[Component data from apps and pages]
-=-=-

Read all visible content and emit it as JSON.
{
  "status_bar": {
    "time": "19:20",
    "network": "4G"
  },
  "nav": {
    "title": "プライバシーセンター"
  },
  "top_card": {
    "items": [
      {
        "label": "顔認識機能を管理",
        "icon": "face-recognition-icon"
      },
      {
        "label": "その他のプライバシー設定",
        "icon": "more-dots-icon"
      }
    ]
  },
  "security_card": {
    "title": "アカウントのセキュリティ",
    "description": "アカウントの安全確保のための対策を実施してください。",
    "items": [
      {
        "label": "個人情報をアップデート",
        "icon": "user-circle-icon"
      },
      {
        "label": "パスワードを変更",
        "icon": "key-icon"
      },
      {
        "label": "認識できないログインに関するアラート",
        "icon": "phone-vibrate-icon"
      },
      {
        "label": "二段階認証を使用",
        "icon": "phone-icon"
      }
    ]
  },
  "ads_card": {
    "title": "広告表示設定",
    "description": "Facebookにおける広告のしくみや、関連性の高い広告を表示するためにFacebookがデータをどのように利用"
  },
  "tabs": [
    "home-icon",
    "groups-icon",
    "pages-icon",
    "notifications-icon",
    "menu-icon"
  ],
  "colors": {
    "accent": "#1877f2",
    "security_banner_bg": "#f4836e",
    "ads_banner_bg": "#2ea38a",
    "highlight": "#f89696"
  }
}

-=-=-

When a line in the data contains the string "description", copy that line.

RESULT FOR THIS EXERCISE:
    "description": "アカウントの安全確保のための対策を実施してください。",
    "description": "Facebookにおける広告のしくみや、関連性の高い広告を表示するためにFacebookがデータをどのように利用"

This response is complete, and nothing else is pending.